* _Exercise details_
Scan the data below and copy each line where "this" occurs.

* _Extracted data_
__________________________________________________
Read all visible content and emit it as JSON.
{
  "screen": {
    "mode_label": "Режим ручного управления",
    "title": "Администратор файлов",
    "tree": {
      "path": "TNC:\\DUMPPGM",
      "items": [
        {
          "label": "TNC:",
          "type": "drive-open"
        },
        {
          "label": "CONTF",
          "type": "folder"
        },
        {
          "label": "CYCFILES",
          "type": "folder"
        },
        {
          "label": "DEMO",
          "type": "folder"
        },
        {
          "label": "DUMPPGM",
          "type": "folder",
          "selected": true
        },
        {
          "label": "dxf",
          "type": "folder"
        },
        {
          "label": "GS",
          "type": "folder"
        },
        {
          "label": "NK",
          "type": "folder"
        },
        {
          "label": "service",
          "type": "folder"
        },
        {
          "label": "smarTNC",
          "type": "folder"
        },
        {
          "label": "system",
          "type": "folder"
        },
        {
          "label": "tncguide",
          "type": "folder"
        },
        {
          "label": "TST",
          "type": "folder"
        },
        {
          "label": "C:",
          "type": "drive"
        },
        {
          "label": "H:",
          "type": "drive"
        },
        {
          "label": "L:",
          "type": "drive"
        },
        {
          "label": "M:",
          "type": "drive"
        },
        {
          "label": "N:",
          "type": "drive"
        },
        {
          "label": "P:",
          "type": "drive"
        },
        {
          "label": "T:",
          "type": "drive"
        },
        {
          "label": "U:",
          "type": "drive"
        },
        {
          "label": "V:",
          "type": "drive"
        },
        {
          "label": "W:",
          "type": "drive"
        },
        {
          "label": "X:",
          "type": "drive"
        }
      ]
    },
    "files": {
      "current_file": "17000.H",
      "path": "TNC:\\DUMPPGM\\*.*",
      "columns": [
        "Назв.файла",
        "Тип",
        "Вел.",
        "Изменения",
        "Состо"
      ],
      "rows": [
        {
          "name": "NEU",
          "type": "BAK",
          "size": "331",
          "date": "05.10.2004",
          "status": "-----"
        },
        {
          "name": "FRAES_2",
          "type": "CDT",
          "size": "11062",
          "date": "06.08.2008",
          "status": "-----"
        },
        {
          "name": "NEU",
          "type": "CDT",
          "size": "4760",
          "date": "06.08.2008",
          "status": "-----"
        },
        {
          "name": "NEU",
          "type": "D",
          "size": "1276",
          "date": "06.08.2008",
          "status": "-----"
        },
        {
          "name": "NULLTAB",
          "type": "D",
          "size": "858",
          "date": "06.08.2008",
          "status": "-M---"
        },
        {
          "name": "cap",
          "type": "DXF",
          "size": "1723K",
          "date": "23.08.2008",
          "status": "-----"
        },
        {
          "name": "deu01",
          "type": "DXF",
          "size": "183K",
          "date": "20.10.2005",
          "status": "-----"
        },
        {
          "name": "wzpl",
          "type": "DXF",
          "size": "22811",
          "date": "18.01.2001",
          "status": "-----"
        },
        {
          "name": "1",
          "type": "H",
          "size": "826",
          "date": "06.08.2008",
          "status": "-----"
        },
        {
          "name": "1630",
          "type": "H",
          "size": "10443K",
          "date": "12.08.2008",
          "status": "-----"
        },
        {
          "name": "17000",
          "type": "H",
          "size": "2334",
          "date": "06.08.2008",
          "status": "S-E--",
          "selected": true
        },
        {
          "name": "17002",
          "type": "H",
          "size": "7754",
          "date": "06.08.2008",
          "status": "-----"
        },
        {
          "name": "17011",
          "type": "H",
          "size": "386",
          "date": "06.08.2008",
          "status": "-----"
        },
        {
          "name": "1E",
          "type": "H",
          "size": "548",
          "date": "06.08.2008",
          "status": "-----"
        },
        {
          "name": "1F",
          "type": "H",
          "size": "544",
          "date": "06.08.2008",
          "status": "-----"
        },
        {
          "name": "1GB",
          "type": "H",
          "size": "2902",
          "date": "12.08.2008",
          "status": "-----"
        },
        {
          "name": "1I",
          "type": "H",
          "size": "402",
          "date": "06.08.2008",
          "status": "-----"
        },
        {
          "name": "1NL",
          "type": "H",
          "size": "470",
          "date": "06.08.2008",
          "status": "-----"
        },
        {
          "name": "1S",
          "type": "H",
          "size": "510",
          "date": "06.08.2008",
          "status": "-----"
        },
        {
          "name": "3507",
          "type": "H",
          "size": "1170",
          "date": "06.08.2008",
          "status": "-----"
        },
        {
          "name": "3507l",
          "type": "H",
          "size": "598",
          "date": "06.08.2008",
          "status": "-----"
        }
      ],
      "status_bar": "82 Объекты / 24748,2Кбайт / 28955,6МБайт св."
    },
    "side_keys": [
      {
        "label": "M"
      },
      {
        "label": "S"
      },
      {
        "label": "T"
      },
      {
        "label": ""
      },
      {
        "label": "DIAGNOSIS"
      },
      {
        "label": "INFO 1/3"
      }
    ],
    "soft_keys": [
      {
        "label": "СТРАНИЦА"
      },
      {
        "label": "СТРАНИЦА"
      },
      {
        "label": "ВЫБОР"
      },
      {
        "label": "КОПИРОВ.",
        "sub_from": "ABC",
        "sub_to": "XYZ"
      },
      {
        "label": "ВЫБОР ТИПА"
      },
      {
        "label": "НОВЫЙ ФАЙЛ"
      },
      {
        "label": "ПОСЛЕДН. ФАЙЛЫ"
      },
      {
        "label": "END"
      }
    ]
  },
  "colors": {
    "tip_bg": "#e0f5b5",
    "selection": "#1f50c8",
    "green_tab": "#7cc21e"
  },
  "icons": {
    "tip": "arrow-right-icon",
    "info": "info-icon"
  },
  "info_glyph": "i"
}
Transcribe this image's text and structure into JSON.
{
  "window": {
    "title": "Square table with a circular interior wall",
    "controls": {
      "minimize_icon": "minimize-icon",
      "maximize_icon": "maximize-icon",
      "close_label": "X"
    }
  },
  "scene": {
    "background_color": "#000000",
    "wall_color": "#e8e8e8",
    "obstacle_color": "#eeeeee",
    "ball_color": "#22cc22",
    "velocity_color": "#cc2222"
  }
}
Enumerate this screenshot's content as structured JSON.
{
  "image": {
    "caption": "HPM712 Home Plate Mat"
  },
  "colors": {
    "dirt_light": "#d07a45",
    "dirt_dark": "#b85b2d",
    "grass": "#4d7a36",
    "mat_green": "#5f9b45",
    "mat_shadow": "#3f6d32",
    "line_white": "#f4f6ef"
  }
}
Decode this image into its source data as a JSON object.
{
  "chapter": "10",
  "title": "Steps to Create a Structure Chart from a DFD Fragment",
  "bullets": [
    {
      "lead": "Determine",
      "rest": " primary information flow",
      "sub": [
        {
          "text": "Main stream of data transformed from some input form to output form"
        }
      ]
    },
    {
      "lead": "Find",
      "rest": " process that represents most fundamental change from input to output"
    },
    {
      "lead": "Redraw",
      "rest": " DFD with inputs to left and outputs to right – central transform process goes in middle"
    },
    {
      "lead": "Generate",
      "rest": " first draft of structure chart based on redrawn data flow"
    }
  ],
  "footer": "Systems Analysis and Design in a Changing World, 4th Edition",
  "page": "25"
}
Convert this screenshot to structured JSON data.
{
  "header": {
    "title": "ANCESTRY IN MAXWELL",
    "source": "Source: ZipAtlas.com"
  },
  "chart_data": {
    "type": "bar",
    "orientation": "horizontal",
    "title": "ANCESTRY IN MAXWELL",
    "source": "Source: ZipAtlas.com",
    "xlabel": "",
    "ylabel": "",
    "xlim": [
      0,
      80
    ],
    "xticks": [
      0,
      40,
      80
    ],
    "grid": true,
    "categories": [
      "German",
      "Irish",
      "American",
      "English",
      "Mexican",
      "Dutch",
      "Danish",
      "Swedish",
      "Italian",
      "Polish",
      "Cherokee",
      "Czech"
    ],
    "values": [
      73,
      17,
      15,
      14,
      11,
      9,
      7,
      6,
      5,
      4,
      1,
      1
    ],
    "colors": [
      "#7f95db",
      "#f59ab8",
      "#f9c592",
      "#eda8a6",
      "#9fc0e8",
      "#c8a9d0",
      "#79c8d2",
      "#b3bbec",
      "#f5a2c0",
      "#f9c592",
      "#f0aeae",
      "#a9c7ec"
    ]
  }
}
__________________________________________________
* _Solved problem_
Transcribe this image's text and structure into JSON.
Enumerate this screenshot's content as structured JSON.
Decode this image into its source data as a JSON object.
Convert this screenshot to structured JSON data.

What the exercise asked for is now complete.